Given that there were serious questions in circulation concerning Foran's noble pretensions, one would have expected the Office of the Chief Herald of Ireland to have declined to countenance them. Unfortunately, as it had done in the case of MacCarthy and so many other bogus and questionable claimants, the Office embraced Foran's fantasies. Thus as late as 11 November 1994, Chief Herald Donal Begley issued an official patent confirming arms to Thomas Shannon Foran, 'Baron Foran, Duke of Saint Bar' (Volume X, folio 76, citing a Certificate of the Spanish Cronista Rey de Armas and a 1978 exemplification by Chief Herald Gerard Slevin). Foran is said to have introduced Terence MacCarthy and his associate Andrew Davison to noble society in Europe, and to have facilitated their acquiring membership of the Constantinian Order of St George. All three gentlemen of course were able to produce official documents from the Office of the Chief Herald of Ireland to validate their spurious claims, demonstrating the level of corruption to which that department had sunk.
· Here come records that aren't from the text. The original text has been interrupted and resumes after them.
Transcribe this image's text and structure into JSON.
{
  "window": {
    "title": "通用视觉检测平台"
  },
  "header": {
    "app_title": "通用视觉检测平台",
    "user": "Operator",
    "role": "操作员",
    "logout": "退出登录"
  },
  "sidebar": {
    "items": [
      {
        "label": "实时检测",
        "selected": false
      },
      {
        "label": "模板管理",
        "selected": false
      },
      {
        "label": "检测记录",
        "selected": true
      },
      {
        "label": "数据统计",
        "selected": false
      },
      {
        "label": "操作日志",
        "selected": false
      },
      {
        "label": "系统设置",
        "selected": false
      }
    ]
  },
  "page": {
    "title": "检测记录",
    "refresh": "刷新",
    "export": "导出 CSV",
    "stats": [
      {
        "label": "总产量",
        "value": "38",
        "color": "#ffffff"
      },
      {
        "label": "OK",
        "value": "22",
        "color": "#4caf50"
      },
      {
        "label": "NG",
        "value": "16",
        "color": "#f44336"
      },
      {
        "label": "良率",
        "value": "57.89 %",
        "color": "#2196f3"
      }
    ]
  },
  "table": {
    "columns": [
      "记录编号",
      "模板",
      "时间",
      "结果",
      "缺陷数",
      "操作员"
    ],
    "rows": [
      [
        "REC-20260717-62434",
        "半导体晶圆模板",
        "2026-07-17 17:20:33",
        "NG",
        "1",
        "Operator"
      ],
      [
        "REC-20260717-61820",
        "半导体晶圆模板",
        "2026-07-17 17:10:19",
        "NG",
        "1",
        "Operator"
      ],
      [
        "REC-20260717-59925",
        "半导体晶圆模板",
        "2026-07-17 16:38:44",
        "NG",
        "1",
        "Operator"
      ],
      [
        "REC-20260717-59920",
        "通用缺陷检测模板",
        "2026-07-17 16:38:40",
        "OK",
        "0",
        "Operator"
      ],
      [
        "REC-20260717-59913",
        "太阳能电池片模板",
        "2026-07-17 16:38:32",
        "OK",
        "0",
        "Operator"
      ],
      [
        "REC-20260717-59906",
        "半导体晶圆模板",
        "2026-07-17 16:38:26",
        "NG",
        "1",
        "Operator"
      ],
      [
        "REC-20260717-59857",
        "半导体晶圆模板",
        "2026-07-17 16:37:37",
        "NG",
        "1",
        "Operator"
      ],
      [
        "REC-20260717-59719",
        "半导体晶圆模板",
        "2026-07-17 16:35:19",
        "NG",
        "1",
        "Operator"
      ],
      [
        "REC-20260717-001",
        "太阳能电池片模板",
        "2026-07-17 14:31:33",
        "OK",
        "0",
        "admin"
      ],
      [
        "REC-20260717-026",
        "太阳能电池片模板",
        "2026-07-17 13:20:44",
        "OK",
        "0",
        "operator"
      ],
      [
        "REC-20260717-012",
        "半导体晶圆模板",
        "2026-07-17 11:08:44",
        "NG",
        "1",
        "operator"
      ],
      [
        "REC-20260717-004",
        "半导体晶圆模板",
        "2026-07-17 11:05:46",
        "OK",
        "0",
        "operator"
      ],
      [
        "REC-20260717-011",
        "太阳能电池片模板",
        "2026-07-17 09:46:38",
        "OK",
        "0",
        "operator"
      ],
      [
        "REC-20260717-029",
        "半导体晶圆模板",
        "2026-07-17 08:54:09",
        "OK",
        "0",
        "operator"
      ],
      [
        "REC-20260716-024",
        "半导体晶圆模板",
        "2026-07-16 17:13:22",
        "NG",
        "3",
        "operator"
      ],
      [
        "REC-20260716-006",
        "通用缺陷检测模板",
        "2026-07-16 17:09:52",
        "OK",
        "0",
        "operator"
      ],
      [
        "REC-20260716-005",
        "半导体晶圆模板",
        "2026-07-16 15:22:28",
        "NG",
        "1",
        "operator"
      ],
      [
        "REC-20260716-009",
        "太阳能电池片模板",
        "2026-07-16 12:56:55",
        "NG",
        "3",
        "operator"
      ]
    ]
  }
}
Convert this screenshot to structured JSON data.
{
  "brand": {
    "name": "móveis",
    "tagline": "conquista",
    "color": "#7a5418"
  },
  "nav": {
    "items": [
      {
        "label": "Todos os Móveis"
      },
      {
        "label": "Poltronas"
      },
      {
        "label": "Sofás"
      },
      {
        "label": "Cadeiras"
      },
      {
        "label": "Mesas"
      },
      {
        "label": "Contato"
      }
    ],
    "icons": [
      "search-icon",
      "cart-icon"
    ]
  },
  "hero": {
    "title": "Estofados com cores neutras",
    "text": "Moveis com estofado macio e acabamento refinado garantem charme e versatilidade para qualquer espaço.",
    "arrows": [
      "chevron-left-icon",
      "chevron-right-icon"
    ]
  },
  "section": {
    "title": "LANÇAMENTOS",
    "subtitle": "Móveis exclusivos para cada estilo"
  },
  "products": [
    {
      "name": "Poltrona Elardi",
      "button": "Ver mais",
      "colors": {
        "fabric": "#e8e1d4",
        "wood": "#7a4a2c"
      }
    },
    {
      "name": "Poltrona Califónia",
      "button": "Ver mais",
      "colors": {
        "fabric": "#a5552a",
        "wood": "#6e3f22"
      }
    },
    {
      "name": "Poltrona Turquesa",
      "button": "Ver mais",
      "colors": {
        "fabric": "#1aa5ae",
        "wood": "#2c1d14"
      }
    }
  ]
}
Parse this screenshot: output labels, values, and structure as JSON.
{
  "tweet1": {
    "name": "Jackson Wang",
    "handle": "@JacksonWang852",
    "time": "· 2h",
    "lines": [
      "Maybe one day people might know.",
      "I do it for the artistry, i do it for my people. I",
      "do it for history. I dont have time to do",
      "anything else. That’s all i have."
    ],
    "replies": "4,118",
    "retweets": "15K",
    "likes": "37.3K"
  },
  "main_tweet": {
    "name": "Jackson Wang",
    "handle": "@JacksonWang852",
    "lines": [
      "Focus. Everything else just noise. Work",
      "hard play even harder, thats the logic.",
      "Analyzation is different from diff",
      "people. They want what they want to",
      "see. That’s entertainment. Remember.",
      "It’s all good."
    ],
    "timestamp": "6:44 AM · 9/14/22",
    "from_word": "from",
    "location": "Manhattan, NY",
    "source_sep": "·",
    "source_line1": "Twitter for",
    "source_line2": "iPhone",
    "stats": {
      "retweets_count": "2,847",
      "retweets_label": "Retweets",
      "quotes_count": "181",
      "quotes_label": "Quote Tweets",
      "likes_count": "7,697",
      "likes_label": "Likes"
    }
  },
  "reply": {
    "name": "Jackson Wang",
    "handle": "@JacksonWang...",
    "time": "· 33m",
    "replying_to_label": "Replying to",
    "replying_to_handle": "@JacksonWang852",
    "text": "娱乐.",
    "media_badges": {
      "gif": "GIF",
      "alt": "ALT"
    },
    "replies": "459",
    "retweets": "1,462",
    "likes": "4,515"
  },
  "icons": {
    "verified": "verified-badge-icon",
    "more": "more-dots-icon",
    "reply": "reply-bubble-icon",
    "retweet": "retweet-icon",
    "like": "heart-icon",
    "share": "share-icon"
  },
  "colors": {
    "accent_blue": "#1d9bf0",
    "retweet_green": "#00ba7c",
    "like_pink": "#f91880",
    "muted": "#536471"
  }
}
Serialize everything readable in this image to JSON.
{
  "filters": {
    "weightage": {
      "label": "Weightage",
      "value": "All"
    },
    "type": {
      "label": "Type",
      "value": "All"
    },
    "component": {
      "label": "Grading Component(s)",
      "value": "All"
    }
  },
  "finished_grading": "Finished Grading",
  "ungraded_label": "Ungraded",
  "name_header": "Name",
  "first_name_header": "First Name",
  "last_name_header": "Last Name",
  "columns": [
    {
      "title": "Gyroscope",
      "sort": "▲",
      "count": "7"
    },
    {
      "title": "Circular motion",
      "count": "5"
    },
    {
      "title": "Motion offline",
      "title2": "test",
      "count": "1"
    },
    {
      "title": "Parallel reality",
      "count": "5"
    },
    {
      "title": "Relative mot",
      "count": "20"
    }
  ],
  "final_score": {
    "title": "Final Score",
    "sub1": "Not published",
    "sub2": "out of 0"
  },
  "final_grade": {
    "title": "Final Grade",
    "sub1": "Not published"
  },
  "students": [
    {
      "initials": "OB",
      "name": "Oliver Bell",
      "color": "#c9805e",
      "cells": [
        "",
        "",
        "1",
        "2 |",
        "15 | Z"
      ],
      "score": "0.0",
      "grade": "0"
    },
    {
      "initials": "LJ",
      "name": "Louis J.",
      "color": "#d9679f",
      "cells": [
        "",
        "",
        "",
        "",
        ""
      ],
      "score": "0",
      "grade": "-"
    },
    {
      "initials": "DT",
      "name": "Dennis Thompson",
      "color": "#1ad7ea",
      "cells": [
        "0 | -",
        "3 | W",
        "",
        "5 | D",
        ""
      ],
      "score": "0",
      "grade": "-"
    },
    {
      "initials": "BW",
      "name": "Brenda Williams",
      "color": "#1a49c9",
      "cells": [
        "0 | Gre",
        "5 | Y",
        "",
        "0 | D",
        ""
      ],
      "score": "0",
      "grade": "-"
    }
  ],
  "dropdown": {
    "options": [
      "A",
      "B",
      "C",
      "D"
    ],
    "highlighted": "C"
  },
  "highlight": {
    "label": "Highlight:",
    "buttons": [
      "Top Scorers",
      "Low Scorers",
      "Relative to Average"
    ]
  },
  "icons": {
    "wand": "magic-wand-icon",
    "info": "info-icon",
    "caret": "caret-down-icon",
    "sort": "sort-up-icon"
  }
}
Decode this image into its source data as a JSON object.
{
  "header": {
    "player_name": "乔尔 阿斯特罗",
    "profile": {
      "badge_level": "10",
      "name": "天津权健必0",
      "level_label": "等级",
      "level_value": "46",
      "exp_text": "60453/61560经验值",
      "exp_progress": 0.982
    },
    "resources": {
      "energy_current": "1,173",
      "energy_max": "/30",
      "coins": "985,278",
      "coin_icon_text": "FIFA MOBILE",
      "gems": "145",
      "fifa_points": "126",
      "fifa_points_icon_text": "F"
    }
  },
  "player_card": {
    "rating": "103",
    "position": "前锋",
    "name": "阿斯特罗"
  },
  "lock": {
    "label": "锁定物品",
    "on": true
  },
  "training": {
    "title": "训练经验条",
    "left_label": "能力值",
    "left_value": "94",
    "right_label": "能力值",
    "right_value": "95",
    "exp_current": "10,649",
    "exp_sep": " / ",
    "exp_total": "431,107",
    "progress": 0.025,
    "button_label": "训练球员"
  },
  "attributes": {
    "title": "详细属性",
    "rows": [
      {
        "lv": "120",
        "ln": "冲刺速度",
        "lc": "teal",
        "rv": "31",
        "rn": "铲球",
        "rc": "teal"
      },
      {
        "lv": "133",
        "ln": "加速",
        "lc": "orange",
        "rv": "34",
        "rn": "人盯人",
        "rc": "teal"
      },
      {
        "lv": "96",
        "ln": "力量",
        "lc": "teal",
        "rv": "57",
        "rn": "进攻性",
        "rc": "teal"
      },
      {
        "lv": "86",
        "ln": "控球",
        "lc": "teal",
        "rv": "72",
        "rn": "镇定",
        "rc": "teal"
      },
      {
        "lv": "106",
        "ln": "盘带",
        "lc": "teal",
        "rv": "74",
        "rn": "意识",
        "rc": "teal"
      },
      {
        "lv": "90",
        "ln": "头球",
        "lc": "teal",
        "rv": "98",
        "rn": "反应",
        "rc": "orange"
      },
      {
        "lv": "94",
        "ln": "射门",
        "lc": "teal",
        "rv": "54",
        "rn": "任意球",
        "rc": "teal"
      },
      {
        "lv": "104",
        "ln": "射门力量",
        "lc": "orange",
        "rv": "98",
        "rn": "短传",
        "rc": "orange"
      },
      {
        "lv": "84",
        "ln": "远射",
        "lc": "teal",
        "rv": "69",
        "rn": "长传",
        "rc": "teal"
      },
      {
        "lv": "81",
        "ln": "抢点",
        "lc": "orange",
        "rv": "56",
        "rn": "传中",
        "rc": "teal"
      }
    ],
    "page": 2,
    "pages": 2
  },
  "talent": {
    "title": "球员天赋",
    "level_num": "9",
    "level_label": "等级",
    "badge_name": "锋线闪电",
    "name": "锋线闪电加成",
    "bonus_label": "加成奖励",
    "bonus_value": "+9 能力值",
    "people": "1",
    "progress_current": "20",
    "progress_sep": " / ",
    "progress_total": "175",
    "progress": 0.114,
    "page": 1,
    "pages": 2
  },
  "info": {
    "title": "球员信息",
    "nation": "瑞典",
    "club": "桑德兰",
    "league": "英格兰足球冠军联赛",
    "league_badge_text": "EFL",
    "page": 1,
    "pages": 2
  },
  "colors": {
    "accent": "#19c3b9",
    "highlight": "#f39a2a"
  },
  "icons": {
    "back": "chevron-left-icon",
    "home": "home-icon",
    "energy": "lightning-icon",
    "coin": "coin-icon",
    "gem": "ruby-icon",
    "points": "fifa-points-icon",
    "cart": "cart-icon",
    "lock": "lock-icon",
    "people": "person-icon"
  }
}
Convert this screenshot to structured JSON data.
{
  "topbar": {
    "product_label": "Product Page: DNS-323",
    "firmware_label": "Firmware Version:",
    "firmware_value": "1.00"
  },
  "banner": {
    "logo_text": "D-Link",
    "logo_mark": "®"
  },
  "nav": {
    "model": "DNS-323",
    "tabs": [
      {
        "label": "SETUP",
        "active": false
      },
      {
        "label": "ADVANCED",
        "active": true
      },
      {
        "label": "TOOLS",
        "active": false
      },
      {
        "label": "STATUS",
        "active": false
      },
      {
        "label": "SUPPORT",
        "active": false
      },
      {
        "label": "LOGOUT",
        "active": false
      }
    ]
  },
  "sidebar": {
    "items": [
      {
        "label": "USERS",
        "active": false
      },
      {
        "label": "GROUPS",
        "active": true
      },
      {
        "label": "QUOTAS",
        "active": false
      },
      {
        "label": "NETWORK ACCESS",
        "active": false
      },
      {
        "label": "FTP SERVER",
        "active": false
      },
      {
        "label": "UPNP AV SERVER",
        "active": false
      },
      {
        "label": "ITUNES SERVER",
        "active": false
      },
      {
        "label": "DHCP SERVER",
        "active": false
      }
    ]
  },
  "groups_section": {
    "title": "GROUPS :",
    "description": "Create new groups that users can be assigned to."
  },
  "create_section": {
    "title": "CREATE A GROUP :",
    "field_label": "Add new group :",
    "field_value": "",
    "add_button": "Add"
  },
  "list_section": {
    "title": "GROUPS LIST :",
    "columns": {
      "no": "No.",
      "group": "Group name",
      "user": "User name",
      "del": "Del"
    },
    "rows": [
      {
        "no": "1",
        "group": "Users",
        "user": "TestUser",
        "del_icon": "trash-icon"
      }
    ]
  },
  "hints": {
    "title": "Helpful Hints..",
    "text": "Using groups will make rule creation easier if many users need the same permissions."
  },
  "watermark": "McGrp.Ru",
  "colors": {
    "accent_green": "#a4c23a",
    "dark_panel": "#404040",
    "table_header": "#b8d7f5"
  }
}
Thomas Shannon Foran died on 15 October 2005 in France, and although the Office of the Chief Herald has been well aware for some time of the falsity of his pedigree and title, his patent of arms remains in place.
Sean Murphy MA
Centre for Irish Genealogical and Historical Studies
30 September 2001, amended 25 October 2005